After 10 years of using mostly R, lately I have been using more and more Python and I’ve really been enjoying it (with some misgivings that I won’t go into here). So at this conference I tried to go to as many Python related talks as I could. It made me feel like a noob again, but was fun. Particularly good were these three

Andreas Muller: Professor at Columbia and developer of scikit-learn.

Was giving a series of talks on using the preeminent python machine learning library scikit-learn. I couldn’t go to all of them (too much good stuff on!), but the one I went to (on using pipelines) was excellent. Its nice to hear directly from the developer of such a popular package. Like he said:

“I can ignore the warnings because I wrote them!”

It was good to get a bit of a break from neural nets and focus on what is sometimes (a bit disparagingly maybe?) called ‘traditional machine learning’. This is actually the stuff that gets used by most data scientists in a commercial setting and getting and in depth tutorial by such an expert was really valuable. You can get the code for the whole series of tutorials at this github repo.

Ian Ozvald, organiser of PyData London, and self-styled ‘interim chief data scientist’ on tools for higher performance Python.

He had loads of tips for getting python code to run faster. More details are here These are the things I noted down:

  • %%timeit for timing stuff in Jupyter

  • line_profiler - profiling package. LineProfiler

  • Dask - multicore vs distributed computing.. dask-ml for distributed sklearn ml. easy to parallelised Pandas functions.

  • swifter - project for running code multicore. sits on dask. df.swifter.apply

  • precompile functions with numba

  • import numba
    def foo(row):
  • shelve cache module

  • bulwark - pandas testing/schema.

Daniel Voigt Godoy from Deloitte, on Pytorch.

colab link github. He showed how to implement a simple linear regression in Pytorch using gradient descent. This was a good intro as it used all of Pytorch’s feature in simple example. A really useful introduction to the framework. I liked this image he used:

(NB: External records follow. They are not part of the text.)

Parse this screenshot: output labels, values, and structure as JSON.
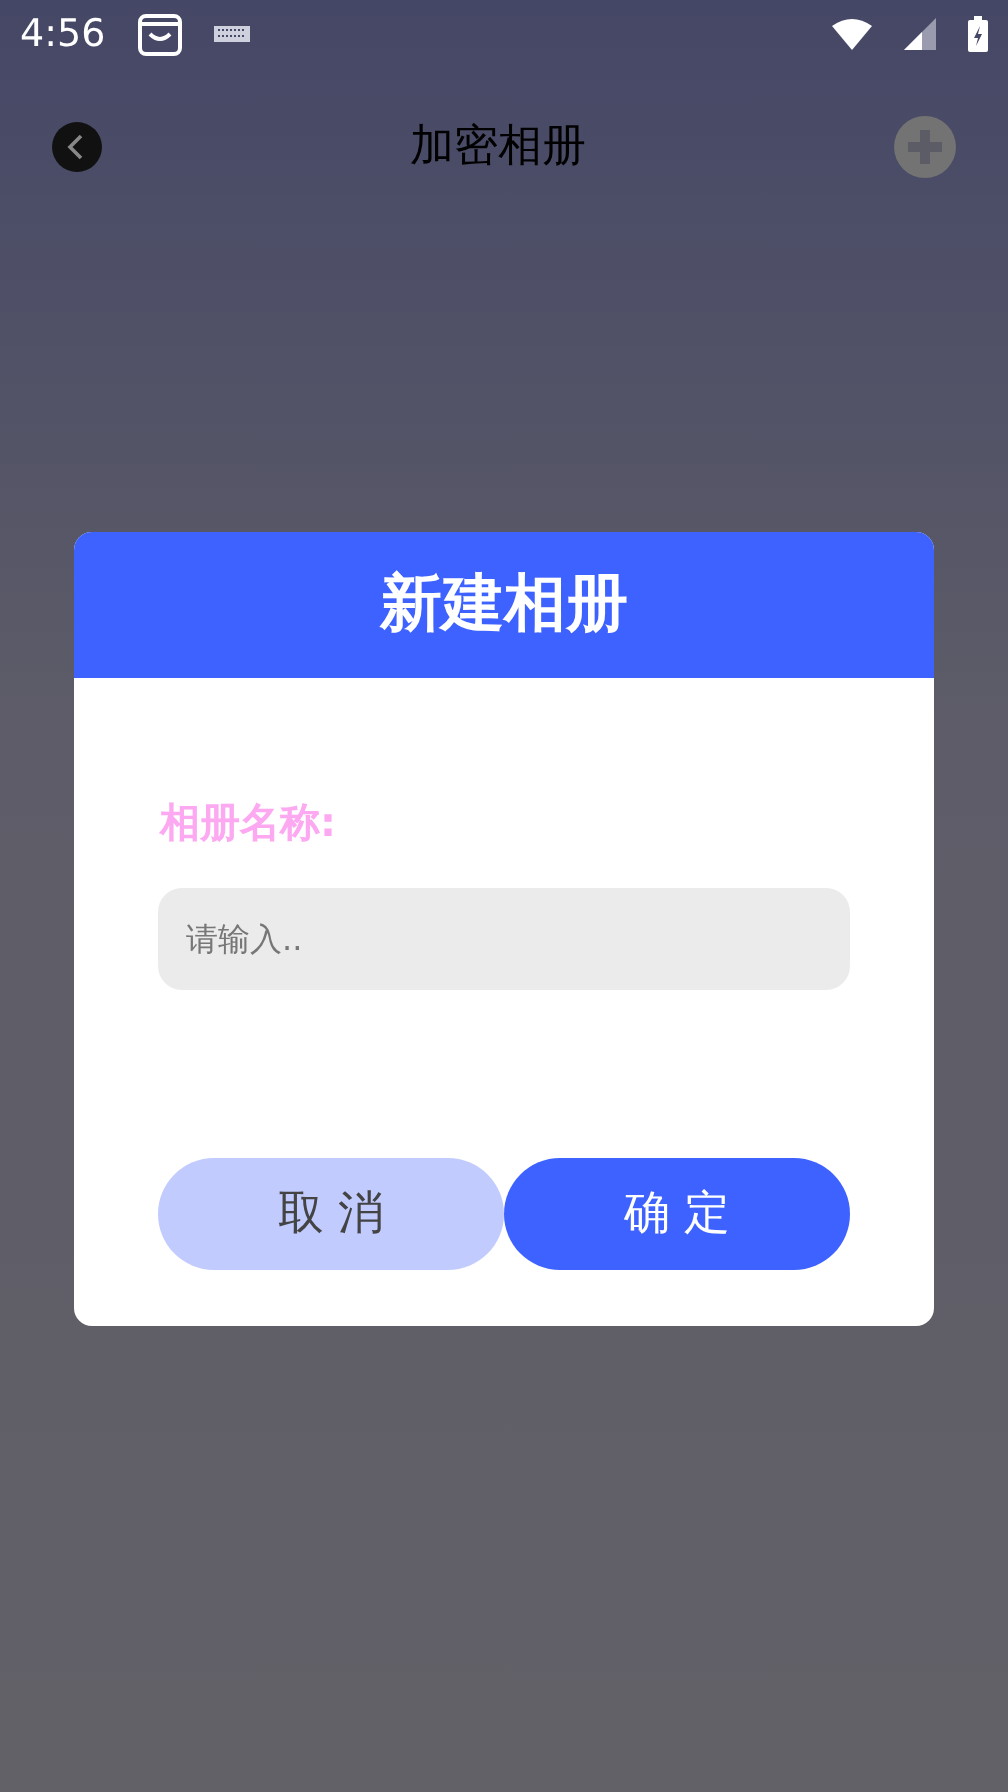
{
  "status_bar": {
    "time": "4:56"
  },
  "header": {
    "title": "加密相册"
  },
  "dialog": {
    "title": "新建相册",
    "field_label": "相册名称:",
    "placeholder": "请输入..",
    "buttons": [
      {
        "kind": "cancel",
        "label": "取 消"
      },
      {
        "kind": "confirm",
        "label": "确 定"
      }
    ]
  }
}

3. AI has a long way to go but DeepMind are doing amazing stuff

Danilo J Rezende, from DeepMind gave a fascinating talk on his research around model based reinforcement learning. I find this stuff really intresting, although I don’t fully understand all (much?) of it. He was basically arguing why it is useful to learn generative models of the world. If we want really successful agents we will need to move beyond classification and model the inputs, not just the outputs. To do this you need to understand causal structure. This really chimes with me. The general approach echoes stuff being put forward about how the human brain works by neuroscientist Karl Friston and my favourite philosopher Andy Clark. There seems to be load of work around this area at the moment, and I’m keen to keep up with it. As yet it is mostly fairly theoretical without loads of applications, but I think that will change soon.

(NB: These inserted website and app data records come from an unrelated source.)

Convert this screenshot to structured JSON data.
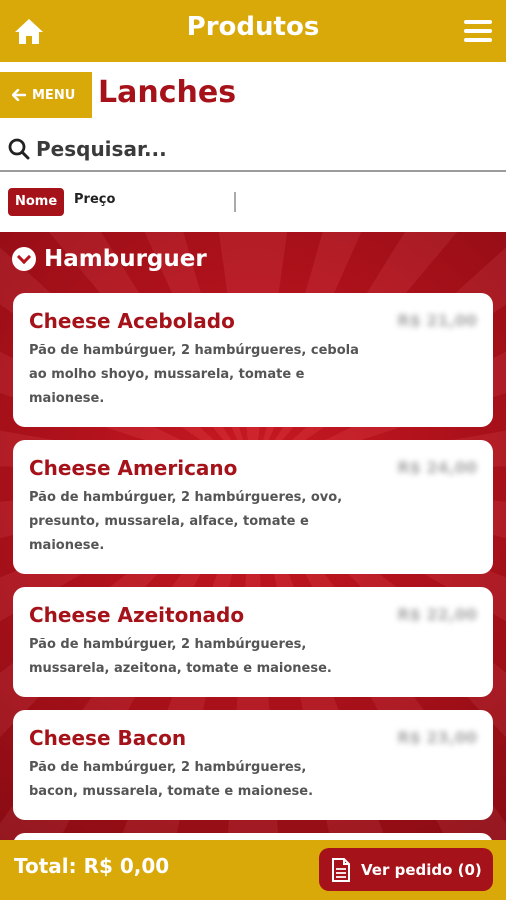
{
  "header": {
    "title": "Produtos",
    "home_icon": "home-icon",
    "menu_icon": "hamburger-menu-icon",
    "brand_color": "#d9a90a"
  },
  "nav": {
    "back_label": "MENU",
    "section_title": "Lanches"
  },
  "search": {
    "placeholder": "Pesquisar...",
    "value": ""
  },
  "sort": {
    "options": [
      "Nome",
      "Preço"
    ],
    "selected": "Nome"
  },
  "category": {
    "name": "Hamburguer",
    "products": [
      {
        "name": "Cheese Acebolado",
        "description": "Pão de hambúrguer, 2 hambúrgueres, cebola ao molho shoyo, mussarela, tomate e maionese.",
        "price": "R$ 21,00"
      },
      {
        "name": "Cheese Americano",
        "description": "Pão de hambúrguer, 2 hambúrgueres, ovo, presunto, mussarela, alface, tomate e maionese.",
        "price": "R$ 24,00"
      },
      {
        "name": "Cheese Azeitonado",
        "description": "Pão de hambúrguer, 2 hambúrgueres, mussarela, azeitona, tomate e maionese.",
        "price": "R$ 22,00"
      },
      {
        "name": "Cheese Bacon",
        "description": "Pão de hambúrguer, 2 hambúrgueres, bacon, mussarela, tomate e maionese.",
        "price": "R$ 23,00"
      }
    ]
  },
  "footer": {
    "total_label": "Total: R$ 0,00",
    "order_button_label": "Ver pedido (0)",
    "accent_color": "#a5121a"
  }
}
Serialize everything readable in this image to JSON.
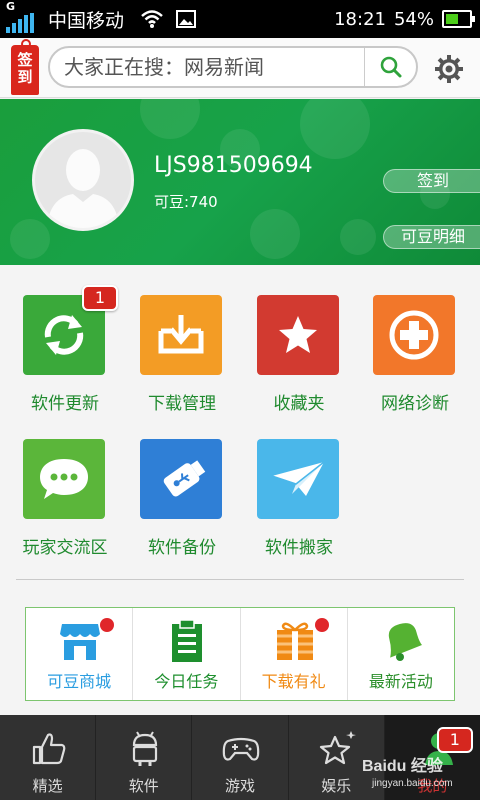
{
  "status_bar": {
    "network_type": "G",
    "carrier": "中国移动",
    "time": "18:21",
    "battery_percent": "54%",
    "battery_level": 0.54,
    "icons": [
      "signal-icon",
      "wifi-icon",
      "image-icon",
      "battery-icon"
    ]
  },
  "header": {
    "sign_tag": "签到",
    "search_placeholder": "大家正在搜：网易新闻",
    "search_icon": "search-icon",
    "settings_icon": "gear-icon"
  },
  "profile": {
    "username": "LJS981509694",
    "points": "可豆:740",
    "checkin_label": "签到",
    "points_detail_label": "可豆明细"
  },
  "grid": {
    "items": [
      {
        "label": "软件更新",
        "icon": "refresh-icon",
        "color": "#3aa93a",
        "badge": "1"
      },
      {
        "label": "下载管理",
        "icon": "download-tray-icon",
        "color": "#f39c25"
      },
      {
        "label": "收藏夹",
        "icon": "star-icon",
        "color": "#d23a30"
      },
      {
        "label": "网络诊断",
        "icon": "medical-cross-icon",
        "color": "#f2772a"
      },
      {
        "label": "玩家交流区",
        "icon": "chat-bubble-icon",
        "color": "#5bb63a"
      },
      {
        "label": "软件备份",
        "icon": "usb-drive-icon",
        "color": "#2f7fd6"
      },
      {
        "label": "软件搬家",
        "icon": "paper-plane-icon",
        "color": "#4ab7ea"
      }
    ]
  },
  "quick": {
    "items": [
      {
        "label": "可豆商城",
        "icon": "shop-icon",
        "color": "#2a9de0",
        "dot": true
      },
      {
        "label": "今日任务",
        "icon": "clipboard-icon",
        "color": "#1e8f2e",
        "dot": false
      },
      {
        "label": "下载有礼",
        "icon": "gift-icon",
        "color": "#f08a14",
        "dot": true
      },
      {
        "label": "最新活动",
        "icon": "bell-icon",
        "color": "#2b8f2b",
        "dot": false
      }
    ]
  },
  "tabs": [
    {
      "label": "精选",
      "icon": "thumbs-up-icon"
    },
    {
      "label": "软件",
      "icon": "android-icon"
    },
    {
      "label": "游戏",
      "icon": "gamepad-icon"
    },
    {
      "label": "娱乐",
      "icon": "star-sparkle-icon"
    },
    {
      "label": "我的",
      "icon": "user-icon",
      "badge": "1"
    }
  ],
  "watermark": {
    "brand": "Baidu 经验",
    "url": "jingyan.baidu.com"
  }
}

4. Vendors don’t really have anything very good to offer data science

IBMs ‘keynote’ talk was fairly dismal. I guess if you are the ‘diamond’ sponsor you get to do a sales pitch. Maybe it could be a bit better disguised. I’m never very impressed with Watson - its basically just branding of a fairly standard service. I once was pitched at by IBM and it was about 25 consultants in suits with 1 statistician on the phone suggesting to use a linear regression. Telling a room full of data scientists about how data can change our organisations is a bit redundant. 85% of statistics are made up on the spot.

They were pitching their AutoAI product (along with most of the vendors here). I’m fairly sceptical about these. Such a small percentage of a data scientists time is spent running through various models to select the best. Professional data science is nothing like a Kaggle competition where you are given a dataset nicely formatted in .csv. The work is in understanding the business problem and how the data relates to it. Prediction is the quick bit at the end.

To be fair the organiser didn’t look too happy with the talk. And also to be fair, I think the guy who was supposed to be doing it had to pull out at the last minute. But anyway - sales pitches are not welcome on a conference you paid large amounts off money to attend.

All in all though, it was a really good conference and I reckon I’ll be back next year in Dublin